But if you get different numbers, that's where "removal" comes in. In this case, the lower number is the degree of cousinhood, and the difference between the numbers is the removal. So Jeremiah, being my 4th-great-grandfather, gets me a score of 5 (4 greats + 1 grand). But Vicky has only 4; she's one generation closer to the esteemed Jeremiah. (She's younger than me, but clearly her branch wasn't in such a hurry to reproduce over the years.) Thus we are fourth cousins, once removed. Her new baby, born on Valentine's day this year, shares a birthday with 11-year-old Primus. They are therefore fifth cousins, once removed.

By contrast, the Queen of England is first cousin, 14 times removed from her namesake, Elizabeth I (1533-1603).

What does it mean? Well, in terms of consanguinity, you start with that first-cousin score of one eighth. Every additional degree of cousinhood is two more steps on the tree, which quarters the number. Every degree of removal is only one step, so that only halves it. It turns out that Vicky and I have less than one-thousandth*** of our genes in common. Or 0.09765625%.

If we ever meet, I'm not expecting any family resemblances.

That's the power of reverse compound interest. For the two Queen Elizabeths, it means -- mathematically -- that only one gene in 65,536 is the same due to inheritance along the most direct line. (Which wasn't the line of succession, incidentally.) Since the current thinking is we don't have more than about 30,000 genes, that means Q.E.II is much more likely to have the same genes as Q.E.I because of sheer random chance than because of descent.
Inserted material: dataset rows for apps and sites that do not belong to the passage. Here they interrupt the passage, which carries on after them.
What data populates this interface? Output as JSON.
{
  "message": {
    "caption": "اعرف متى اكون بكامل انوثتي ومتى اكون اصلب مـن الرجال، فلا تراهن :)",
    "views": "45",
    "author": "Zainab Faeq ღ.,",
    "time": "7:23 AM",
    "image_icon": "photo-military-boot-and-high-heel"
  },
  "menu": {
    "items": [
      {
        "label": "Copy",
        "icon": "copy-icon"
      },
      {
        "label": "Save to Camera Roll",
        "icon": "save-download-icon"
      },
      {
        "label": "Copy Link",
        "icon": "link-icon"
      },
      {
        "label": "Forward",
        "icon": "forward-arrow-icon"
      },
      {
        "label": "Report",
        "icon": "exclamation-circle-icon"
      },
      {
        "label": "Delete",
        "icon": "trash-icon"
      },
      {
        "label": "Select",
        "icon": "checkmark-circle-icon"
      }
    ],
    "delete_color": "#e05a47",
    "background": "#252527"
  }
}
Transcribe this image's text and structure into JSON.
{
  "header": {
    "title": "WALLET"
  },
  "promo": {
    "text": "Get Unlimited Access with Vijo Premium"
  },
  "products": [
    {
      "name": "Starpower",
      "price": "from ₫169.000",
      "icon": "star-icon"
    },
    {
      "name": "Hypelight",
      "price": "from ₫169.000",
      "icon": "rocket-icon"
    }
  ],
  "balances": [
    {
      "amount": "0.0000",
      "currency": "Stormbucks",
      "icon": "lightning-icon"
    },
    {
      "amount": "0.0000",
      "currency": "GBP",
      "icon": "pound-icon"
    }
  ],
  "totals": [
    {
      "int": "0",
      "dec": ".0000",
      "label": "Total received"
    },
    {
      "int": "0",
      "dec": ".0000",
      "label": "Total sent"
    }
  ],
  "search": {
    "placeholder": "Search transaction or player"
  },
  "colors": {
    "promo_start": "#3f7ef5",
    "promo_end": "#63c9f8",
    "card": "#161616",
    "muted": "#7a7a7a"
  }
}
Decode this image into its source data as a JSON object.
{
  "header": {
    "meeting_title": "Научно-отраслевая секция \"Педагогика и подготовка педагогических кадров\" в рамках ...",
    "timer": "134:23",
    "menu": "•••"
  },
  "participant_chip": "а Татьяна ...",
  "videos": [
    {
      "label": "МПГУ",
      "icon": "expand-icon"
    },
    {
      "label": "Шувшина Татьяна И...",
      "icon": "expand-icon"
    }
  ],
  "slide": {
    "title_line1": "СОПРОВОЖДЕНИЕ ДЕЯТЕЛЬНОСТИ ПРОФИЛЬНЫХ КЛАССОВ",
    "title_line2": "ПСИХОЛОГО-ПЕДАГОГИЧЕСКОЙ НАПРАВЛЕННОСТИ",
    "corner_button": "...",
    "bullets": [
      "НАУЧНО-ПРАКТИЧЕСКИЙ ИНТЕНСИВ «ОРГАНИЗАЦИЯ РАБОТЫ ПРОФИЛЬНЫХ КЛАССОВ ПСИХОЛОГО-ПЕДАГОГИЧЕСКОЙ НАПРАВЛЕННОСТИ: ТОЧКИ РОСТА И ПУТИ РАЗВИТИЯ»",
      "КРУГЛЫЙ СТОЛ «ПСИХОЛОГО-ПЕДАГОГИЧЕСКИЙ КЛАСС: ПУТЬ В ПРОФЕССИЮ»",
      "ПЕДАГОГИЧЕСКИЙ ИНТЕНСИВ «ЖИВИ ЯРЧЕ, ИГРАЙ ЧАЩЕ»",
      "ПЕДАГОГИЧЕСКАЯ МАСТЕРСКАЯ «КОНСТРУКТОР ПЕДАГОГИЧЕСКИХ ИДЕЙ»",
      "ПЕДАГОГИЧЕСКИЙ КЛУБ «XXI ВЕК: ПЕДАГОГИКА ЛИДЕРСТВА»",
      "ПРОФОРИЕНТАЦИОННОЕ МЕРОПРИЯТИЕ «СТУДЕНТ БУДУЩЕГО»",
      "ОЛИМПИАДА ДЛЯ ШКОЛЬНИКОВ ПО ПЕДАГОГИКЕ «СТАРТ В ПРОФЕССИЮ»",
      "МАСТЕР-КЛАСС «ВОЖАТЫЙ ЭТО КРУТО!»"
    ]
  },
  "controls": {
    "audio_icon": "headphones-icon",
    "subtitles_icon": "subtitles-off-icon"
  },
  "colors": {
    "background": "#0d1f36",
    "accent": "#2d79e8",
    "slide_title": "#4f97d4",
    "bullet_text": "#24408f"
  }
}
Primogeniture, my arse.

And that's when it struck me. In my meager research to date, I've been concentrating on my pathway back through my direct ancestors, branching with each generation and thus doubling the amount of research, despite the dwindling records. What about all those bits that go out to the side, like your great-grandfather's sister's family, the stuff that serious researchers bother about? Did my great-great-aunt -- just a first name in a box, gleaned from a census form -- marry a Beechey? Did she have a daughter or a granddaughter who married a Beechey?

In other words, could the line back to my adoptive family be shorter than I'd ever imagined? Could I unknowingly have a greater level of consanguinity with a living Beechey than I do with that far, distant ancestor who happened to plug my birthname, Russell, into the line?

And, by the same reasoning, could those elitist Mayflower madames be more closely related to their dry cleaners or their doormen than to any 1621 pilgrim to these shores? I do hope so. This is, after all, America.

Which is all just an excuse to send you to this mind-blowing Wikipedia page about cousins. Skip the stuff I just lifted and get down to what happens when a set of half-siblings marries another set of half-siblings. Somebody's actually worked this out!

*Doesn't mean you take after each one evenly. Each time a sperm or egg cell (a gamete) is formed, it grabs only half of the parent's chromosomes. It's a random process. You may have sprung from an egg that has a huge batch of dominant genes, easily overwhelming your dad's submissive ones, so you take after your mother more. Lucky you. But then there's all that jumbling and mutating to deal with in the process as well.

**It's 50% for siblings, too, but that's even more of an assumption. Because of the randomness issue (see previous footnote), any two gametes produced by the same person have, on average, about half of their genes in common. But in practice, two gametes from, say, a father could potentially have many more than half their genes in common, or hardly any. This means the actual consanguinity between siblings can vary enormously. For example, the Olsen twins aren't identical twins genetically, but they clearly share enough of the genes that govern their looks and sizes to get away with playing the same character on Full House.

*** One in 1,024 to be exact. Sound familiar?

1 comment:

  1. For accuracy's sake, I fear I must point out that the genetic opposite of 'dominant' is 'recessive' not 'submissive.' Though, it was quite the funny typo... Unless it's a Britishism, in which case, do forgive me.